Everyday App Note: How to Successfully Design a Mixed-Signal PCB With Partitioning
Today’s Everyday App Note comes from Henry W. Ott, one of the leading experts on electromagnetic compatibility (EMC). One of the most significant misconceptions about mixed-signal PCB design is the effectiveness of using a split ground plane to isolate analog and digital ground signals. Henry thinks there’s a better way and discusses it in this app note.
Who Is This App Note For?
Are you struggling to prevent digital ground currents from interfering with low-level analog currents on your mixed-signal PCB? If so, this app note is for you. These sophisticated designs typically require isolation of analog and digital ground planes, but this presents a problem. What happens when you route signal traces across a split in the ground plane? Hello, radiation and crosstalk. This app note discusses an alternative strategy using partitioning to keep those analog and digital ground signals separated.
Why Should You Read This App Note?
Many designers only consider where their current signal flows but not the path taken by the return current. The basic principles of electromagnetic compatibility (EMC) show what’s wrong with this mindset:
Current should always be returned to its source as efficiently as possible through the smallest loop area. By splitting a ground plane into analog/digital sections and then routing signals over the split, you create a larger return current loop than desired.
So what’s the solution?

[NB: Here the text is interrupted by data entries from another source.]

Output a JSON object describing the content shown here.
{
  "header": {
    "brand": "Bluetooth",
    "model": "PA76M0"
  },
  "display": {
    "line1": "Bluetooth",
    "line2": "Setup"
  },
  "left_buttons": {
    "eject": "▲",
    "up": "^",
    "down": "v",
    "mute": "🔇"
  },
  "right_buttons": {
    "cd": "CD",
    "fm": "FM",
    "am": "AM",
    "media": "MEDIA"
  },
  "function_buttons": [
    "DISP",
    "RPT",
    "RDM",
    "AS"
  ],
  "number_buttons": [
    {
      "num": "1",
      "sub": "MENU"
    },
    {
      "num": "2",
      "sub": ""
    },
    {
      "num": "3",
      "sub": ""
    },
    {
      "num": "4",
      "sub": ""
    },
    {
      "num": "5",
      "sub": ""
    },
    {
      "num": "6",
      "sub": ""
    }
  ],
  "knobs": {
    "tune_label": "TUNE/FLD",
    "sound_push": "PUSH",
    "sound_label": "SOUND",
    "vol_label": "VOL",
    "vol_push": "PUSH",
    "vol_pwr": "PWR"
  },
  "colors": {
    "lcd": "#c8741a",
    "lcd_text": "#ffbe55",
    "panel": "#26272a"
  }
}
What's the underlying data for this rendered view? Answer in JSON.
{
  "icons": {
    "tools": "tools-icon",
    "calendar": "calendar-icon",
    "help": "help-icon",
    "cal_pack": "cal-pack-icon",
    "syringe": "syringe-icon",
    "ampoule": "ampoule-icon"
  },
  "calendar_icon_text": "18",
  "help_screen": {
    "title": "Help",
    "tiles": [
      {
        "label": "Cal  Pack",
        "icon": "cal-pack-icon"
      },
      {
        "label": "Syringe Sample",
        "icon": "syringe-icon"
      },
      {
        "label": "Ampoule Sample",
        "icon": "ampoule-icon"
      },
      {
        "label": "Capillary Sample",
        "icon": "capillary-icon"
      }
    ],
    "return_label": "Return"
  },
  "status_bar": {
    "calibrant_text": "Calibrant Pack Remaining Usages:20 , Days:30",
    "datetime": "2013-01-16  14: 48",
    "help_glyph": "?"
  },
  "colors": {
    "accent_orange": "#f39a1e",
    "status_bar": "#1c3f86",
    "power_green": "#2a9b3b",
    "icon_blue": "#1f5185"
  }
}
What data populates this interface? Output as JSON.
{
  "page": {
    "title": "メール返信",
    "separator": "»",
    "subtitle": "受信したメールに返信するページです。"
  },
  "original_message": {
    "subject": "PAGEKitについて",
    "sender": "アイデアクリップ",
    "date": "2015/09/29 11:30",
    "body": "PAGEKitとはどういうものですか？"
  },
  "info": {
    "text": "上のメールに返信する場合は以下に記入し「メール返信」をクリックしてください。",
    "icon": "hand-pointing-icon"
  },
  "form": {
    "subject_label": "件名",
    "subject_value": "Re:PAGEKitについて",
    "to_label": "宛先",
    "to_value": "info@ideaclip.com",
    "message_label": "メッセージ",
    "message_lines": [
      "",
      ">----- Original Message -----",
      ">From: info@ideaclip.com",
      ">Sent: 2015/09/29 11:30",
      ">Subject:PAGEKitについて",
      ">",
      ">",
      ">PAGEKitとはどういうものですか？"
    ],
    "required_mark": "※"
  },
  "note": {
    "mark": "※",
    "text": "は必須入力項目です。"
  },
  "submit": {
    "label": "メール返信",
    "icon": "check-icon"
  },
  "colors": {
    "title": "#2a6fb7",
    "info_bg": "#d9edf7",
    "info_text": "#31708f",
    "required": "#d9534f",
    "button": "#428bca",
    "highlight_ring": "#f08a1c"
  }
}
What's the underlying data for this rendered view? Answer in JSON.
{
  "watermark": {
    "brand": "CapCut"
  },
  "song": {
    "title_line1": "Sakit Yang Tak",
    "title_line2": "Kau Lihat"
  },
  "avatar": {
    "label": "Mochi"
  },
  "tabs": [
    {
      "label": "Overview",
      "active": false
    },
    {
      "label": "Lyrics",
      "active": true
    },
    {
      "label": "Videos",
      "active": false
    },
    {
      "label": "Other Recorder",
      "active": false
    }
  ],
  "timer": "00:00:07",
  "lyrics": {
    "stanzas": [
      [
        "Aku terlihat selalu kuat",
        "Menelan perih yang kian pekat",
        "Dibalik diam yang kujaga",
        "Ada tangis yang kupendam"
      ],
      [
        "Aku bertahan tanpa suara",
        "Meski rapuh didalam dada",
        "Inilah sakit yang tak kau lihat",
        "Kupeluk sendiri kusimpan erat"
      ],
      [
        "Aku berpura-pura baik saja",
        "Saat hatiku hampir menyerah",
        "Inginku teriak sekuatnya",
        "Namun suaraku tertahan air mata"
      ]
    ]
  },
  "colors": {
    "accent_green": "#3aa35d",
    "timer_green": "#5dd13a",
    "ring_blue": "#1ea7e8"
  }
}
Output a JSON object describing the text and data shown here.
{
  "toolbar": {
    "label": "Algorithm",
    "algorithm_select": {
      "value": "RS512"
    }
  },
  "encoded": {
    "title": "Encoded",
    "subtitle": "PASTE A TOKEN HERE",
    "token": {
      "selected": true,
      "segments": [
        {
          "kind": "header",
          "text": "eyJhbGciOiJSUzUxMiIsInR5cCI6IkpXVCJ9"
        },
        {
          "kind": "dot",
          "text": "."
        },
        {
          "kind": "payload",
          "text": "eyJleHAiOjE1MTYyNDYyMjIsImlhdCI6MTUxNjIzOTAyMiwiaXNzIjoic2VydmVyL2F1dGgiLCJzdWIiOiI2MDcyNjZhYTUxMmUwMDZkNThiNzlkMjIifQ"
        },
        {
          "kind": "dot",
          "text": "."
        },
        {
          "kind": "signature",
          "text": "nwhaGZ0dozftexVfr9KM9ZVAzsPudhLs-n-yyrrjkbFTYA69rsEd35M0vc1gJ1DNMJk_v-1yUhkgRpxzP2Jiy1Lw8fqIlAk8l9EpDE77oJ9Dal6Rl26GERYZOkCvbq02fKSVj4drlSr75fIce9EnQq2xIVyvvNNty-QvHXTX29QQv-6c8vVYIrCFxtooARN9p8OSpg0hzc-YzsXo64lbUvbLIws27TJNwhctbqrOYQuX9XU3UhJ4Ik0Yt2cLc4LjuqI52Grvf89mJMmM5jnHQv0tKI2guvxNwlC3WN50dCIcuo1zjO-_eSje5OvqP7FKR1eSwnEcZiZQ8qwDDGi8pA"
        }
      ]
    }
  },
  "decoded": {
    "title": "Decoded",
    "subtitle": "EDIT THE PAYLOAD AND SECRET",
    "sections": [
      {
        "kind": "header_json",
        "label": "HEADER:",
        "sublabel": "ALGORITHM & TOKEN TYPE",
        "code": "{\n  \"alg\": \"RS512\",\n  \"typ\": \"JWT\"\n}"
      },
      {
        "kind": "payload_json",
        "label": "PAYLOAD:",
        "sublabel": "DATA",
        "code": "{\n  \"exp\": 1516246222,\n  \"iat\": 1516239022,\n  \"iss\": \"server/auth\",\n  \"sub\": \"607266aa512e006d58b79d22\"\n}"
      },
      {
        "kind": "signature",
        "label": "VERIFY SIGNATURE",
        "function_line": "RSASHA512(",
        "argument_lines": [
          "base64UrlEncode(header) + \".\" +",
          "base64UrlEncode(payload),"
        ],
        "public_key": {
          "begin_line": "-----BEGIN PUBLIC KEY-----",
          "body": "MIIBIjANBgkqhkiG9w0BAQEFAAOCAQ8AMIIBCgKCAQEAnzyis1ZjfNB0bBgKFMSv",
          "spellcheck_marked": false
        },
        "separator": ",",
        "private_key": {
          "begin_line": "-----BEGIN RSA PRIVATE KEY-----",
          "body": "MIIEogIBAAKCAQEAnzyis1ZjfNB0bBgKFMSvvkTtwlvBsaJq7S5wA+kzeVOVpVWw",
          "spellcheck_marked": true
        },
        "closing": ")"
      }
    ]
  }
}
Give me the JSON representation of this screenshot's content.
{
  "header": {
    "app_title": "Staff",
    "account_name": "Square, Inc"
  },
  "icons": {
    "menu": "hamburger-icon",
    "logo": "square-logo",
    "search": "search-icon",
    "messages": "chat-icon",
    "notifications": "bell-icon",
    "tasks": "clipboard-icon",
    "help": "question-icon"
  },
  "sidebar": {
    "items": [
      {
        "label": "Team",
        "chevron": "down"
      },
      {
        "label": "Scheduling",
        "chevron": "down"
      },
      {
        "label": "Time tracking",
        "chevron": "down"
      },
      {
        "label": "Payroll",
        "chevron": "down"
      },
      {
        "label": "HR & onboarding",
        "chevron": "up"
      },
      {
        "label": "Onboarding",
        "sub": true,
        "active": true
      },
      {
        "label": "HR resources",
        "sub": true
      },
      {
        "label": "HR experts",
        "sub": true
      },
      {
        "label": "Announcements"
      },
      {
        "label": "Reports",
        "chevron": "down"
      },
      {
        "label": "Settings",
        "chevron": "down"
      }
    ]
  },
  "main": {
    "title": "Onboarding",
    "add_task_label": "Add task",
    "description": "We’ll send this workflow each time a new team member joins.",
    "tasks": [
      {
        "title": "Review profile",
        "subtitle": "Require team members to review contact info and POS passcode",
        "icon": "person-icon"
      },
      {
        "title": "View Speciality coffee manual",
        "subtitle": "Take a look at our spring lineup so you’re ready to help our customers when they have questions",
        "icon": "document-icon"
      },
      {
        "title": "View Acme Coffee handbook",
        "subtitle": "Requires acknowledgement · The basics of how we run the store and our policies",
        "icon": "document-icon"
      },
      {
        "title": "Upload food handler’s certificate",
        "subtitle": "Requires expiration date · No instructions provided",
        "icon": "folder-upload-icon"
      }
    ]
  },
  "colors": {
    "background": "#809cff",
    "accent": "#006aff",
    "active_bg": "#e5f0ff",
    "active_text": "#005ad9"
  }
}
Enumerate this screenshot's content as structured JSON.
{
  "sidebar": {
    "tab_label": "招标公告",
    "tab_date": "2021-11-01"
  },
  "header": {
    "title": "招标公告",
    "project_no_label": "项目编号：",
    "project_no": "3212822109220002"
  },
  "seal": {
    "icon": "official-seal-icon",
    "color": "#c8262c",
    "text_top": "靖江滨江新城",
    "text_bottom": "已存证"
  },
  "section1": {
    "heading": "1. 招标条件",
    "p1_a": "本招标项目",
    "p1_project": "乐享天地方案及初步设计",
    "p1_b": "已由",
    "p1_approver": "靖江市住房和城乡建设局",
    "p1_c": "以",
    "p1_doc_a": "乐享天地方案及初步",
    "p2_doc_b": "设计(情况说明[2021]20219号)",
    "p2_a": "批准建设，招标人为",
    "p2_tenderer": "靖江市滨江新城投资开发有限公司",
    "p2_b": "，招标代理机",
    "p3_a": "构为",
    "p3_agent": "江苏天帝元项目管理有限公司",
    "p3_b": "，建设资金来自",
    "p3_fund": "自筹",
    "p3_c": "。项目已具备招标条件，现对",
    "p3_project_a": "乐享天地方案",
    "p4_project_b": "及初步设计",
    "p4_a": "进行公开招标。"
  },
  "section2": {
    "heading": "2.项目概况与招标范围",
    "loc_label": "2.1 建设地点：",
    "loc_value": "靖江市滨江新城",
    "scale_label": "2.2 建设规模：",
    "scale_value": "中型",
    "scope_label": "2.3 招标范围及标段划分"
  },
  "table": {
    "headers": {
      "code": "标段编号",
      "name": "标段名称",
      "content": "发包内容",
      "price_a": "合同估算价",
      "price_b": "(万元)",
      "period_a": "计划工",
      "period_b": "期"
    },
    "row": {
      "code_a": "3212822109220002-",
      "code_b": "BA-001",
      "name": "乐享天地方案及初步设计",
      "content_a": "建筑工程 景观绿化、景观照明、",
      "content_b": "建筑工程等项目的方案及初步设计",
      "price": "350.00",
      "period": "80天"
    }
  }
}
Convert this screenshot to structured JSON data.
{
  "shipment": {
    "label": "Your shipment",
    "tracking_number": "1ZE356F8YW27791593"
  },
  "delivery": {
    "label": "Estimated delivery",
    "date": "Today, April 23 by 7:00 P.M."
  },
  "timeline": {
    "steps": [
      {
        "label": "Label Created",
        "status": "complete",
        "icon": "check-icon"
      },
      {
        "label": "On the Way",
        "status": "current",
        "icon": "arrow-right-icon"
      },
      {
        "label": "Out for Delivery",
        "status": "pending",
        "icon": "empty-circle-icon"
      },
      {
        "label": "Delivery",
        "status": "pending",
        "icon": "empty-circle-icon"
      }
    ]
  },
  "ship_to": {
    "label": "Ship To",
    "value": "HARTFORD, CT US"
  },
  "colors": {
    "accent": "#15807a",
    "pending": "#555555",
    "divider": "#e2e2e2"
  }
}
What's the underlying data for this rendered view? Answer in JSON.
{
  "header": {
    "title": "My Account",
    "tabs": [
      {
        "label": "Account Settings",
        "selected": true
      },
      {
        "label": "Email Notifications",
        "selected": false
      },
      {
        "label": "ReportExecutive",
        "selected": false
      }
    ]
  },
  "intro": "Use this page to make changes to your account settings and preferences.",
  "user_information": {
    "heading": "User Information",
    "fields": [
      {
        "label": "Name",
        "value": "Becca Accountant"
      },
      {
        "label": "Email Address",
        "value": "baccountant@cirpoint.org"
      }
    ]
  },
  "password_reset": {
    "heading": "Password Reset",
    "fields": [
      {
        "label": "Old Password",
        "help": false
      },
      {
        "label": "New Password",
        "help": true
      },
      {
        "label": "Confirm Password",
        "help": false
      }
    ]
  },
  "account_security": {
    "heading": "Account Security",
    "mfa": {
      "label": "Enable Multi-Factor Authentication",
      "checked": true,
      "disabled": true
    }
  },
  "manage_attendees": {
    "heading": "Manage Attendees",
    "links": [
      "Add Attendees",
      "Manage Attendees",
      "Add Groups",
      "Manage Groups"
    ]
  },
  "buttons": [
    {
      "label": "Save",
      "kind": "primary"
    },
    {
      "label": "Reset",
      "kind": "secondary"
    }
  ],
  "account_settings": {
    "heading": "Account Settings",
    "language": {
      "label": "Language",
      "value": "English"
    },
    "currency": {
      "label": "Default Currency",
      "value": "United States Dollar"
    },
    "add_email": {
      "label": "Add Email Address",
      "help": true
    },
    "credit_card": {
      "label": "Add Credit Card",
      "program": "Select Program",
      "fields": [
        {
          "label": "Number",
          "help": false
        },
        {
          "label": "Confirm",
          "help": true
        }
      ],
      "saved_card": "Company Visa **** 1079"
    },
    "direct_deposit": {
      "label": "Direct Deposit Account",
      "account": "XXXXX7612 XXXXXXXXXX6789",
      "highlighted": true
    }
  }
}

Rather than splitting your ground plane, Henry Ott recommends adopting a partitioning strategy. With this strategy, you’ll have only one ground plane, and your PCB layout is split into separate digital and analog sections. Analog signals only get routed in the analog section. Digital signals only get routed in the digital section.
Partitioning is just the start of the process though. You can have a perfectly partitioned PCB layout but still unintendedly route digital logic traces in an analog section, which will lead to EMC issues. Because of this, Henry discusses the following three-step strategy:
- Partition your PCB with separate analog and digital sections.
- Route digital and analog signals only in their respective sections.
- Place analog to digital converters on the split between both sections.
If your layout is done properly with this strategy, then your digital ground current won’t interfere with your analog ground current. Sounds like an ideal world!
Ready to get started with partitioning for your mixed-signal PCB layout? You’ll need to hone your routing discipline and component placement to make it work. Download this application note now to learn more!